Records to process:
☆ ☆ ☆ ☆ ☆

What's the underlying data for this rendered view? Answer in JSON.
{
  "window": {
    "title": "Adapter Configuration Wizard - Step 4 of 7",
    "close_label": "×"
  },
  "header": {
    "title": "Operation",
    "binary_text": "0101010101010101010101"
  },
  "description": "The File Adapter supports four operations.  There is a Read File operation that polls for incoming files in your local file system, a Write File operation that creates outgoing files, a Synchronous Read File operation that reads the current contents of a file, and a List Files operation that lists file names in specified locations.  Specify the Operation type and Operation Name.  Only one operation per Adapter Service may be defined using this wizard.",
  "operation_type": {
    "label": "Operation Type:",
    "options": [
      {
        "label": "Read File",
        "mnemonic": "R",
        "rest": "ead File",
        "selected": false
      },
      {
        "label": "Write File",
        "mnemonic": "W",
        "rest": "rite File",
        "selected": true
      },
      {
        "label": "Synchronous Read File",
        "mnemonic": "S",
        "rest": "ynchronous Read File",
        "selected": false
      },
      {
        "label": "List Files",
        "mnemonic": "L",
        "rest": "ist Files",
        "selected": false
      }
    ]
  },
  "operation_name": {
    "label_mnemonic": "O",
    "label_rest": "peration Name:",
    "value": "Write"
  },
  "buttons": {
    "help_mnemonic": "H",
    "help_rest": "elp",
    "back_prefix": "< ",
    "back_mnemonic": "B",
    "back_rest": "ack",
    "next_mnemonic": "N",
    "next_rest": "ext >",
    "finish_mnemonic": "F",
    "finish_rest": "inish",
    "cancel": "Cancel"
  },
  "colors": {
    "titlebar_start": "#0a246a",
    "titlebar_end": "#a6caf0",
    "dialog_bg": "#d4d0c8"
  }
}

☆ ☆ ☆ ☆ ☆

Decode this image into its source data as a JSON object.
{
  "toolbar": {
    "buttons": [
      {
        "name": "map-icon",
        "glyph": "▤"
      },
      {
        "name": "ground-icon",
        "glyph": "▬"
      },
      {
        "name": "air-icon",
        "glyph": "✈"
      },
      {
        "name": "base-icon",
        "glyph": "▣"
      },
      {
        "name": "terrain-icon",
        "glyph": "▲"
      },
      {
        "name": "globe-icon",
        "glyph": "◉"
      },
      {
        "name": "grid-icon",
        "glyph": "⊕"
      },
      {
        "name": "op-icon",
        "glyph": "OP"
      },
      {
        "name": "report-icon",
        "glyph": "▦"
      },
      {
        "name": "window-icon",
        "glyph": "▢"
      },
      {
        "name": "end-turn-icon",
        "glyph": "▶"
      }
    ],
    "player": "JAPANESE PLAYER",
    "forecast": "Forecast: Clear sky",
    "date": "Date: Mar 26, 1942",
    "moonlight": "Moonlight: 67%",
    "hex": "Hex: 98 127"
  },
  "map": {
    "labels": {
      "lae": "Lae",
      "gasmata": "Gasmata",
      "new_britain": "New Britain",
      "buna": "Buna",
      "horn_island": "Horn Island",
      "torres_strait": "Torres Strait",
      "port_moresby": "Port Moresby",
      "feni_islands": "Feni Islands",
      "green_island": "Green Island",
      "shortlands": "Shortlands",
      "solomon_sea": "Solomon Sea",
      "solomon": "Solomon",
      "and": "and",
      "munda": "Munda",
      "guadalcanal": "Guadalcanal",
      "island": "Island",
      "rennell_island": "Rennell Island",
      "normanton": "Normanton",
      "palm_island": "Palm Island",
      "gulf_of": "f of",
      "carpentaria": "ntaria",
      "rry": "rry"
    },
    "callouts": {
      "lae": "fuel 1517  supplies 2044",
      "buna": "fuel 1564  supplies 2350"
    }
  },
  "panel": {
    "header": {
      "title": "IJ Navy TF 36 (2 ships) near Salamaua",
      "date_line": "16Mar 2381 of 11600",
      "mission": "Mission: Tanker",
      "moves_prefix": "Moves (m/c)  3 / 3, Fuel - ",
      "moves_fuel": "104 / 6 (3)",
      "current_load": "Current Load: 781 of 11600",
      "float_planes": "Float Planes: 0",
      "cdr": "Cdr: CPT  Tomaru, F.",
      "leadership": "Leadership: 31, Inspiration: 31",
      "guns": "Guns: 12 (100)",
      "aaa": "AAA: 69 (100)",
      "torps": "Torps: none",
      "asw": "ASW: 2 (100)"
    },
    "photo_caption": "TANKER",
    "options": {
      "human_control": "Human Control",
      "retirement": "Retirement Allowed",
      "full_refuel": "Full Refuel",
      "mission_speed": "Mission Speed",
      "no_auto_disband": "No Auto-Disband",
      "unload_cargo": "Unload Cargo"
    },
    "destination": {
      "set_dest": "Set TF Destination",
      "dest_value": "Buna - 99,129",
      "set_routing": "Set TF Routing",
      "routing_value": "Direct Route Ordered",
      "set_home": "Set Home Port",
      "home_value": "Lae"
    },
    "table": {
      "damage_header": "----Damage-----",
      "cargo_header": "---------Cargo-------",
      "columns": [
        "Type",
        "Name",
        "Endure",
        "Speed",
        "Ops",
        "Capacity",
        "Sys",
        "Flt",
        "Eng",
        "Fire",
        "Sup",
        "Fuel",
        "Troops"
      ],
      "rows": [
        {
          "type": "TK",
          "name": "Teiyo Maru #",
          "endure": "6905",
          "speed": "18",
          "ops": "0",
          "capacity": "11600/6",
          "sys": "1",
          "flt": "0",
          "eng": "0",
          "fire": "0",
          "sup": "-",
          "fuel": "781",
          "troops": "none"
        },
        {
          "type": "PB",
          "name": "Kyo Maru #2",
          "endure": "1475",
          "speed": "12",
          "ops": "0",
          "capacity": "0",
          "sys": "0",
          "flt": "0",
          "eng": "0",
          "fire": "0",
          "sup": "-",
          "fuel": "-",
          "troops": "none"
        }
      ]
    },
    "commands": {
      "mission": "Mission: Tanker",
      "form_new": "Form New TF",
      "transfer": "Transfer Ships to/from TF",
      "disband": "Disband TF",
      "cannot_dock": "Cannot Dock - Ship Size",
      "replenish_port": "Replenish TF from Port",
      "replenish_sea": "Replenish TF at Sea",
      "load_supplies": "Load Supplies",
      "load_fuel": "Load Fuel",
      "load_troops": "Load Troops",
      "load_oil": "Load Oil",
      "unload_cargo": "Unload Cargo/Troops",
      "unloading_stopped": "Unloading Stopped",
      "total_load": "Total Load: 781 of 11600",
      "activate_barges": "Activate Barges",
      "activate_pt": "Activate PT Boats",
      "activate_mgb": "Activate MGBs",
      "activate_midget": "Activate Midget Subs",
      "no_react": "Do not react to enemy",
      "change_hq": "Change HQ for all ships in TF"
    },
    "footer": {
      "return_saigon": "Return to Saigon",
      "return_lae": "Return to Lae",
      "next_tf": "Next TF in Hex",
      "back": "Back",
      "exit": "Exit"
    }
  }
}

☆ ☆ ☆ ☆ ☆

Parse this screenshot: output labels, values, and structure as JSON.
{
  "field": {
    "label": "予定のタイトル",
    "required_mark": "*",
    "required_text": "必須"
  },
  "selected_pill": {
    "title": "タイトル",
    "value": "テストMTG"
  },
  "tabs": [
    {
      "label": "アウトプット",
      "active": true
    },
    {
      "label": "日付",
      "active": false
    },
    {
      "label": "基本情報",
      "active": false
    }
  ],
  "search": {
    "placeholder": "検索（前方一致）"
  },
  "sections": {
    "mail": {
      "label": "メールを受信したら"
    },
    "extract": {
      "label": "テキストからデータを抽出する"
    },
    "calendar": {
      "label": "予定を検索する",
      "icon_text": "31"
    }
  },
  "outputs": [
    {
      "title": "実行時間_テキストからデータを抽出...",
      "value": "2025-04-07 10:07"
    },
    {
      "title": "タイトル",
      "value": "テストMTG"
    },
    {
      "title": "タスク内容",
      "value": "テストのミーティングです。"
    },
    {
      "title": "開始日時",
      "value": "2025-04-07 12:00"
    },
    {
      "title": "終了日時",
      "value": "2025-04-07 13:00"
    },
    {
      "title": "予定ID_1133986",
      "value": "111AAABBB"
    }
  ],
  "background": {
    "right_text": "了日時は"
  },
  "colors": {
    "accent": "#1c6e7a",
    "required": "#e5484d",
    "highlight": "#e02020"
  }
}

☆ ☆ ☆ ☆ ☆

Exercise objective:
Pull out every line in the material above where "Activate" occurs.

Solution to this task:
      "activate_barges": "Activate Barges",
      "activate_pt": "Activate PT Boats",
      "activate_mgb": "Activate MGBs",
      "activate_midget": "Activate Midget Subs",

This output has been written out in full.